DATA EXTRACT section start
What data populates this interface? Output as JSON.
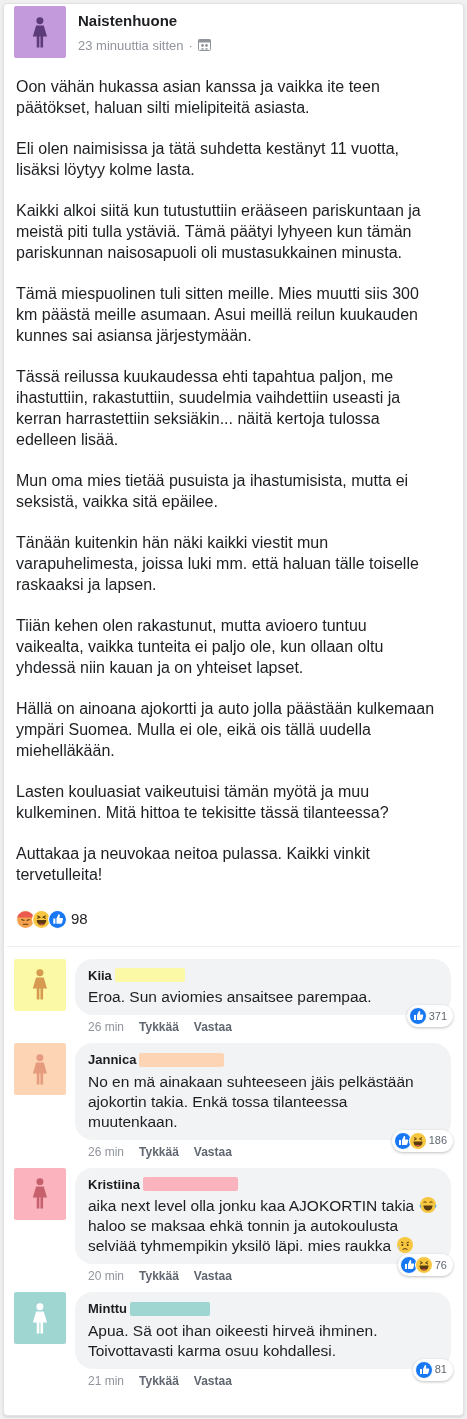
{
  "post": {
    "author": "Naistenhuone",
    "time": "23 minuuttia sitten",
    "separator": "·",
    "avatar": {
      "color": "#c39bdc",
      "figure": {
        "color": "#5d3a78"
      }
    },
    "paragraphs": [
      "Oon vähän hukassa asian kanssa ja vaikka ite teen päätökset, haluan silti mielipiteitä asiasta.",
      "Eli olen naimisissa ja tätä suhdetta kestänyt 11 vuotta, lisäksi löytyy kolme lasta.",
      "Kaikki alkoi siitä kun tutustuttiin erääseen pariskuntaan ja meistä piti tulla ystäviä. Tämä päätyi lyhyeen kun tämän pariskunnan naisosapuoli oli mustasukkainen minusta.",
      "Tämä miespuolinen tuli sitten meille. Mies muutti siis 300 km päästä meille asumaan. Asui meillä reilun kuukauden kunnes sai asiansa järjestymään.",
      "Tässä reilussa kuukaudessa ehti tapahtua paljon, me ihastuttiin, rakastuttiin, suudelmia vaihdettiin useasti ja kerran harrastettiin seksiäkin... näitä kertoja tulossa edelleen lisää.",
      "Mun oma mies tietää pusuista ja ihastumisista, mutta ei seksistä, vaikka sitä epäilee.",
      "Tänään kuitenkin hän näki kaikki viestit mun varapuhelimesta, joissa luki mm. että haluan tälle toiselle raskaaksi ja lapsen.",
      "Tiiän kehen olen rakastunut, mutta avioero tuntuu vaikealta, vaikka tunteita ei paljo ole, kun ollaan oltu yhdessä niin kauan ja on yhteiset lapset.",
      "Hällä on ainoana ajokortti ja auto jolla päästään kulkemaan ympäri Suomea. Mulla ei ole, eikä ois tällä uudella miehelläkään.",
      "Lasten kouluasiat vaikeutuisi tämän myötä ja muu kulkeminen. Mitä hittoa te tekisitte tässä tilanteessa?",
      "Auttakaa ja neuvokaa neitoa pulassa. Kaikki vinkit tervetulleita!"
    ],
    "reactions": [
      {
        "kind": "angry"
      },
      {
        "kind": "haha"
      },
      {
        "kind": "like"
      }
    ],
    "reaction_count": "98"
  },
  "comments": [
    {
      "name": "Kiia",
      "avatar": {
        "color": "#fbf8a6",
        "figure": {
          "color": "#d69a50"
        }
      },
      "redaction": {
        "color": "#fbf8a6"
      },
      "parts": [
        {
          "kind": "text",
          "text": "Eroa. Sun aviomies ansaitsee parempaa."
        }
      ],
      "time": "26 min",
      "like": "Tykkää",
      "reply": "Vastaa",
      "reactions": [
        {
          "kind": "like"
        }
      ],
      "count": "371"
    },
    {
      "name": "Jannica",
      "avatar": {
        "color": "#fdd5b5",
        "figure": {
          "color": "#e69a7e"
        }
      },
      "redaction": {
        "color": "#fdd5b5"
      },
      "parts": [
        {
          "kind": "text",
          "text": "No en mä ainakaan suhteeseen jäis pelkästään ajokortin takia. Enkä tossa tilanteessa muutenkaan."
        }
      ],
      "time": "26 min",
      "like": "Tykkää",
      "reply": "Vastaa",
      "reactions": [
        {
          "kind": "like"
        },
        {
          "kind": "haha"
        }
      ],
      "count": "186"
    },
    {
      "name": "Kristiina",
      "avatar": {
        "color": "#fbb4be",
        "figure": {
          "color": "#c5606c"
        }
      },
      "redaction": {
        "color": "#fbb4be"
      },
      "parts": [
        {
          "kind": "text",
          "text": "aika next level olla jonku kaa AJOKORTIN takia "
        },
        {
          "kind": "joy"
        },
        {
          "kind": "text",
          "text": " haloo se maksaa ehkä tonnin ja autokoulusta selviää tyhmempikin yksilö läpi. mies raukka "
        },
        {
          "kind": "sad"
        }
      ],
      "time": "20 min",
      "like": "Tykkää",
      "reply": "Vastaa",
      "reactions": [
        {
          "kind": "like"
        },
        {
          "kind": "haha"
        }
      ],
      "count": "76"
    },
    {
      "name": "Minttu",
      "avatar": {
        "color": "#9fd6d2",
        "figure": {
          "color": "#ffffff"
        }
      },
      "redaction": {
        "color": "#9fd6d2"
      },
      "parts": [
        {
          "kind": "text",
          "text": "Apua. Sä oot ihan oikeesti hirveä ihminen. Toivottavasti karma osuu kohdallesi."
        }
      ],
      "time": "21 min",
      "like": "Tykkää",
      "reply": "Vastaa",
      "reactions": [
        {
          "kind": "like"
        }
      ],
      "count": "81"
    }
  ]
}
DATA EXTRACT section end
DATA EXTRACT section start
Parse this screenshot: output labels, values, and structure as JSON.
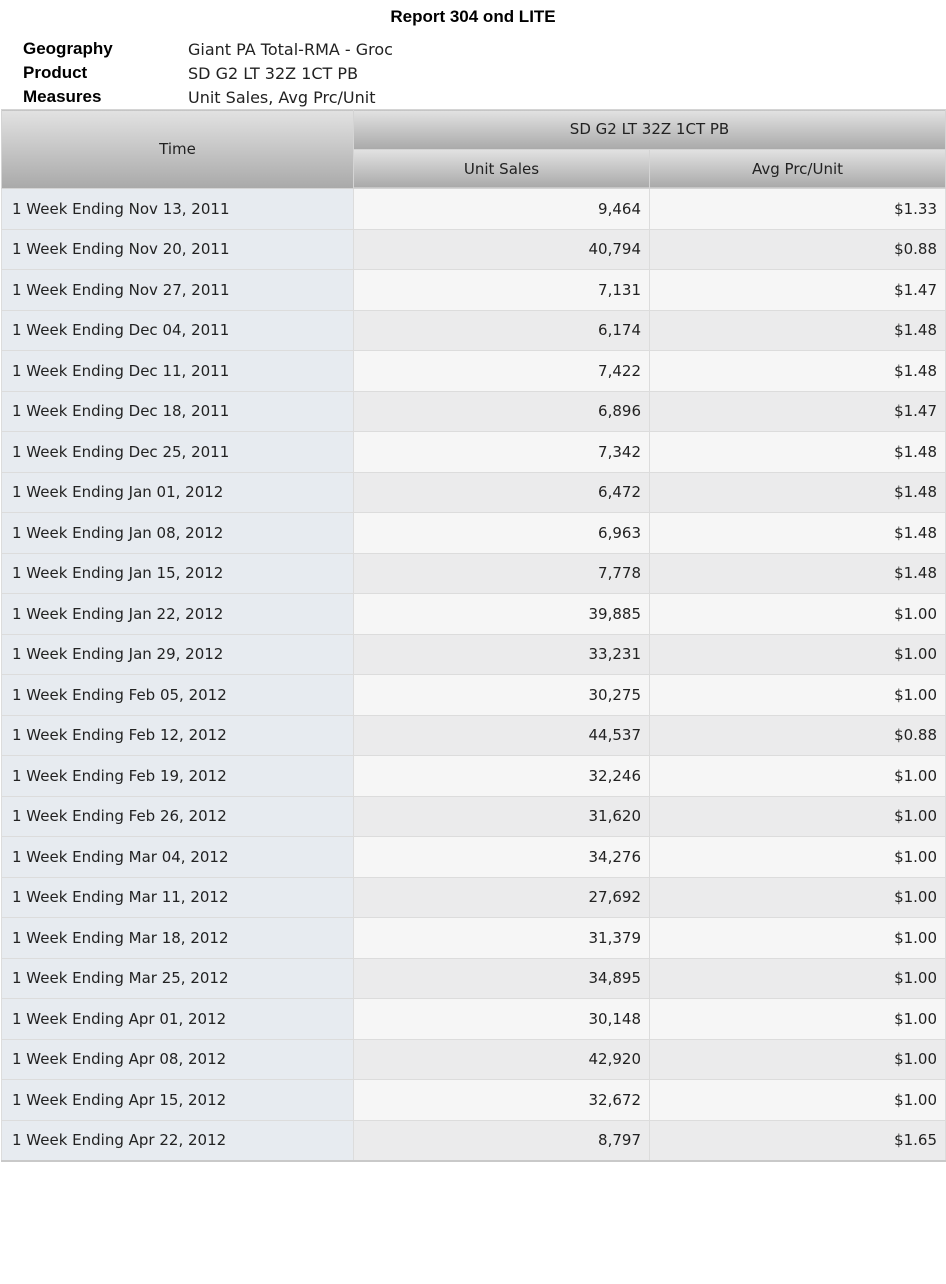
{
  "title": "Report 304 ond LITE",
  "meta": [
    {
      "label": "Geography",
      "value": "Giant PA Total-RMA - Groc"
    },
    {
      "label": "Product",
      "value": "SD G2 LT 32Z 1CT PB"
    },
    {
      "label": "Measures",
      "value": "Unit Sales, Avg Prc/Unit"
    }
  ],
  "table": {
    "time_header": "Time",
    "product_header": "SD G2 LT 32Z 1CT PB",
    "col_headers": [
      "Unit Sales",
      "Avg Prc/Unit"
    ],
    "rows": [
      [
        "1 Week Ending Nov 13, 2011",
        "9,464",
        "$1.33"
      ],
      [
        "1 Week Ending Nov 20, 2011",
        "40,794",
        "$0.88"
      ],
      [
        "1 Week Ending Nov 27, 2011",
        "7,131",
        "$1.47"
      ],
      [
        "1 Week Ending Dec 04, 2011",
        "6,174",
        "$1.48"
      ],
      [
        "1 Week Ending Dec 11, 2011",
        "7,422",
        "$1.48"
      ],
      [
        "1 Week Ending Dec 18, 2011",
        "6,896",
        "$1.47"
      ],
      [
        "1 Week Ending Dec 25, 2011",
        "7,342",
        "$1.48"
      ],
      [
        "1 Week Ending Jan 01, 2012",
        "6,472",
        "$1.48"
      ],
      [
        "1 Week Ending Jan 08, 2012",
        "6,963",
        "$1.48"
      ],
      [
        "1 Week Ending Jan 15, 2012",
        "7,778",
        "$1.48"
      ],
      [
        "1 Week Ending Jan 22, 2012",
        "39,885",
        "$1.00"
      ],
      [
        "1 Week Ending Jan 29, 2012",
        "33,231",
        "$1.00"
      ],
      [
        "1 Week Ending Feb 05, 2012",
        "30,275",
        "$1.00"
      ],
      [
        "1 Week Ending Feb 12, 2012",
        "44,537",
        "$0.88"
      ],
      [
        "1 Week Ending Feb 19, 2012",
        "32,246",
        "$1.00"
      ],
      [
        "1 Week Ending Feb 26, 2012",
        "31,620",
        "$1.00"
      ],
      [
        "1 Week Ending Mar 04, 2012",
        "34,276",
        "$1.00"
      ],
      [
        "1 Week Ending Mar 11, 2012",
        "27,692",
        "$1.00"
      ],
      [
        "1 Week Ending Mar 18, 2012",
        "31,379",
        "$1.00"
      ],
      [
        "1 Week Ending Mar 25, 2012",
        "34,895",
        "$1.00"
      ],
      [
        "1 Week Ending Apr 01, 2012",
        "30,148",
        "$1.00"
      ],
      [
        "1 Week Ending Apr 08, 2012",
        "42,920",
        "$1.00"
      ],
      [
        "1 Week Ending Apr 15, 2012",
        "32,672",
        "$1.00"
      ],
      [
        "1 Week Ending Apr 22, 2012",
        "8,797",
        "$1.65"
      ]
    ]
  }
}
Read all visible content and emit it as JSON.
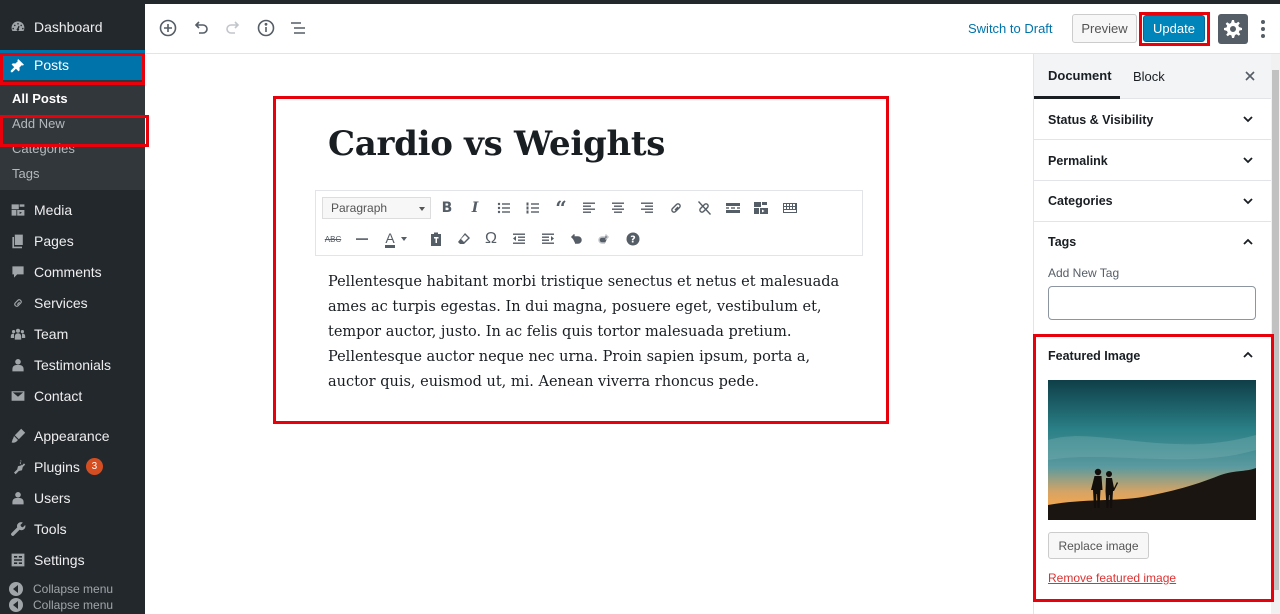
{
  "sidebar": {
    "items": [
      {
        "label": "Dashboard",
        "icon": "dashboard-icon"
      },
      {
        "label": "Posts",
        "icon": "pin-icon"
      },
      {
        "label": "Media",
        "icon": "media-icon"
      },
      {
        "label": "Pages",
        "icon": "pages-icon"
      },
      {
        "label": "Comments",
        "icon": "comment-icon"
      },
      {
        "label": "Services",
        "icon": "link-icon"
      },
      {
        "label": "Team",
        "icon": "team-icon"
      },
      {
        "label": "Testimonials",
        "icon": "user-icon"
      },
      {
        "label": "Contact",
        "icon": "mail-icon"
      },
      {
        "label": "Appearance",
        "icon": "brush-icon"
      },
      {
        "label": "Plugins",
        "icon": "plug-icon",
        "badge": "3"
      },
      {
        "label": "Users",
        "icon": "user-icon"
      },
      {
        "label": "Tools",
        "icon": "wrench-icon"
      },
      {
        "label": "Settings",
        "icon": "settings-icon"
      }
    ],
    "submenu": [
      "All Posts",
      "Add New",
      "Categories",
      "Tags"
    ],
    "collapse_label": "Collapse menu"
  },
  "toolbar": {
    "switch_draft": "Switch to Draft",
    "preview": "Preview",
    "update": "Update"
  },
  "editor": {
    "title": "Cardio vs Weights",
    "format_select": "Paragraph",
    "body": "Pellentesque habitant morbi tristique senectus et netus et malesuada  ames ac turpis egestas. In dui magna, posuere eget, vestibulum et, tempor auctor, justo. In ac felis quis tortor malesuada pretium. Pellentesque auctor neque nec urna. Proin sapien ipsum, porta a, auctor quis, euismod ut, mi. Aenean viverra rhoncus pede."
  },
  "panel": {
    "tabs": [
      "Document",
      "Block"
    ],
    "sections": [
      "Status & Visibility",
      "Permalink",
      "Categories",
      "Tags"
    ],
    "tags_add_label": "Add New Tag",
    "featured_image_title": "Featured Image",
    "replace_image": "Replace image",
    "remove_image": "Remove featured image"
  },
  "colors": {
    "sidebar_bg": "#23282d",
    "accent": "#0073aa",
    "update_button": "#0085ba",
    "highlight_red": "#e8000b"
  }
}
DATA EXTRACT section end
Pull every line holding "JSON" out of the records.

● **SOLUTION FOR THIS EXERCISE**
What data populates this interface? Output as JSON.
Parse this screenshot: output labels, values, and structure as JSON.
Read all visible content and emit it as JSON.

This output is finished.